its pH dependence (expressed here by x = [H+] = 10-pH) is given by:6

(A3)\ (a_0 (x) \, = \, \ left (1+ \ dfrac {K_1} {x} + \ dfrac {K_1K_2} {x ^ 2} + \ dfrac {K_1 \ cdots K_N} {x ^ N} \ right) ^ {- 1} \ approx \, \ left (1+ \ dfrac {K_1} {x} \ right) ^ {- 1} \)

credentials

[E]Database EQ3 / 6 taken from: T.J. Wolery: EQ3 / 6, A Software Package for Geochemical Modeling of Aqueous Systems: Package Overview and Installation Guide (Version 7.0), Lawrence Livermore National Laboratory UCRL-MA-110662 PT I, Sep 1992
[L]Database llnl taken from: ‘thermo.com.V8.R6.230’ prepared by Jim Johnson at Lawrence Livermore National Laboratory, in Geochemist’s Workbench format.
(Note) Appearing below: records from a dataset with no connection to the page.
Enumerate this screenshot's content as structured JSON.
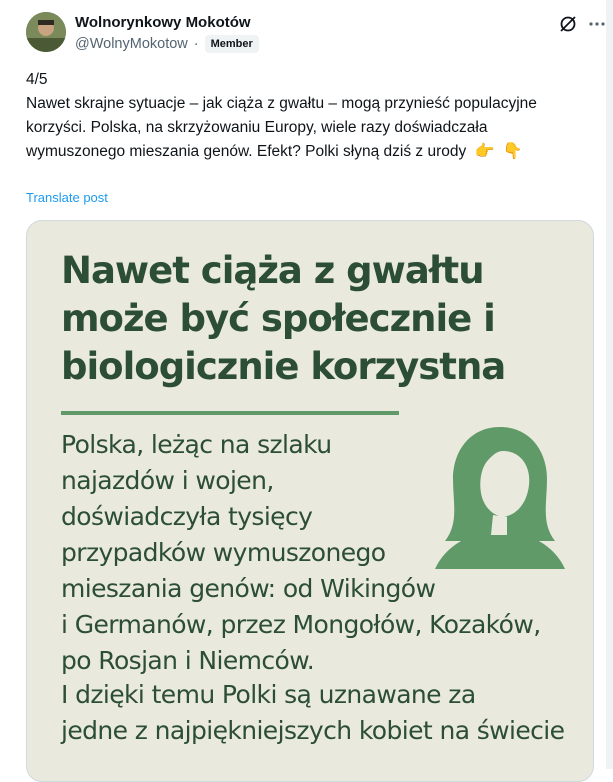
{
  "post": {
    "author_name": "Wolnorynkowy Mokotów",
    "handle": "@WolnyMokotow",
    "separator": "·",
    "badge": "Member",
    "text": "4/5\nNawet skrajne sytuacje – jak ciąża z gwałtu – mogą przynieść populacyjne korzyści. Polska, na skrzyżowaniu Europy, wiele razy doświadczała wymuszonego mieszania genów. Efekt? Polki słyną dziś z urody",
    "emoji_1": "👉",
    "emoji_2": "👇",
    "translate": "Translate post"
  },
  "image": {
    "title": "Nawet ciąża z gwałtu może być społecznie i biologicznie korzystna",
    "body": "Polska, leżąc na szlaku najazdów i wojen, doświadczyła tysięcy przypadków wymuszonego mieszania genów: od Wikingów i Germanów, przez Mongołów, Kozaków, po Rosjan i Niemców.",
    "body2": "I dzięki temu Polki są uznawane za jedne z najpiękniejszych kobiet na świecie"
  },
  "icons": {
    "grok": "grok-icon",
    "more": "more-icon",
    "woman": "woman-silhouette-icon"
  },
  "colors": {
    "image_bg": "#e9eadd",
    "image_text": "#2c4d36",
    "accent_green": "#5f9a68",
    "link": "#1d9bf0"
  }
}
Converted to Phreeqc format by Greg Anderson with help from David Parkhurst (llnl.dat 4023 2010-02-09 21: 02: 42Z dlpark)
[M]Database minteq taken from: J.D. Allison, D.S. Brown, K.J. Novo-Gradac: MINTEQA2 / PRODEFA2, A Geochemical Assessment Model for Environmental Systems, Version 3.0, User’s Manual, EPA / 600 / 3-91 / 021, March 1991
[W]Database wateq4f taken from: J.W. Ball and D.K. Nordstrom: WATEQ4F - User’s manual with revised thermodynamic data base and test cases for calculating speciation of major, trace and redox elements in natural waters, U.S.G.S. Open-File Report 90-129, 1991

Remarks

[last modified: 2018-03-04]